But the story of The Windall is not just about the move, it is about how families find it hard to adjust during a big change, how relatives act like leeches and neighbors keep on poking their noses into other person’s business. Being a Delhiite myself, I’ve experienced these things for 25 years. And just like Jha family, I moved to the concrete jungle in December 2016, after my marriage.
The Windfall opens with Jha family organizing a dinner for their neighbors, to break them the news of their moving out from East Delhi to swanky new establishments of Gurgaon. Mr. Jha has recently made money after selling his internet venture, which in turn is helping out in living his dreams. Unfortunately, his mother is not there to witness his success.
While Mr. Jha is brimming with excitement, Mrs. Jha is a nervous wreck and doesn’t like to move out of her comfort zone. She is trying her best to support her husband, but she is unable to understand the unnecessary expenses Mr. Jha is making for their life in Gurgaon. Chandeliers, Sofas studded with crystals in them is making her dizzy like anything. On the other hand, their son who is studying in America is trying to keep his relationship with an American Girl secret along with a downfall in his semester grades.
Once the Jha family settles in their new Gurgaon home, things take an unexpected and hilarious turn when Mr. Chopra and his family enters their life. The swanky neighbor has everything, a full-time guard who also acts as a spy to keep an eye out on competition next door, a gold laden fat wife who suits his lifestyle and a useless brat as his son to keep his name in the market. Once Mr. Copra and Mr. Jha meet, the real competition begins; the complex game of humble brag one-up-manship with their neighbors, who casually drop references to Harrods and luxurious recreation clubs and new Jaguars. It seems that once you’re rich, only being richer will do.
The move which was supposed to make life better for Jha’s turns their lives upside down, and one day they realize they should’ve focussed on the things that matter the most, not the crystals in their sofa set.
The Windfall is a book that I can very closely relate to. I am a pure Delhite, now living in Gurgaon. I’ve seen how close knit people are in Delhi and how alienated they are in Gurgaon. Delhi is family, where you share happiness, sorrows, and small joys also. Gurgaon, if you try and take sweets to neighbor’s home, he will either treat you like some god forsaken Behenji or a middle-class person who doesn’t know that sweets don’t work anymore, a bottle of Jacob’s Creeks works. Money speaks in Gurgaon, not emotions.
What I loved the most in The Windfall was the way story has been written. Diksha Basu has done a brilliant job in keeping the narrative simple yet powerful, conveying the message via straight humor. And my most favorite part was when Rupak comes home and drinks are organized by Jha’s for Chopra’s on a small get together, I mean I couldn’t stop laughing when I was going through that chapter! And yes, I’ve seen that happening at my home too, not to that degree but to some extent, yes.

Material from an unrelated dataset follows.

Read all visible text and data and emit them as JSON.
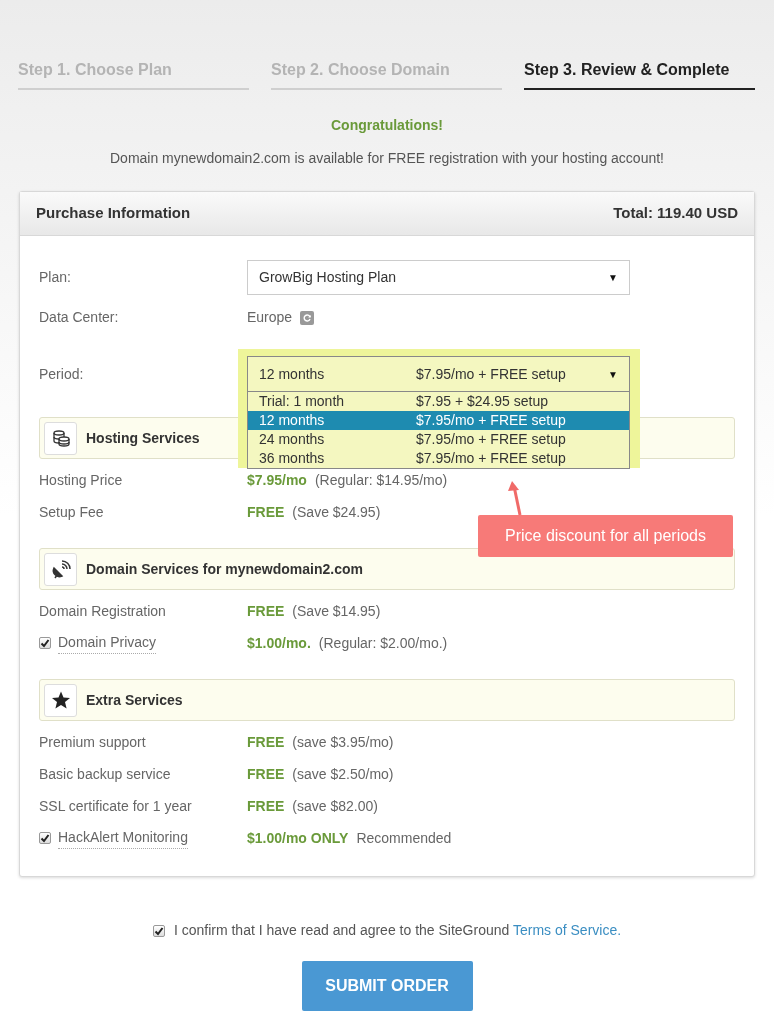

The only issue I had with The Windfall was Rupak’s character, I mean it was confusing for me. In fact, too confusing. Apart from that, The Windfall makes up for an awesome read. And if you’re a Delhite, you will definitely relate to this one! So make sure you pick your copy soon.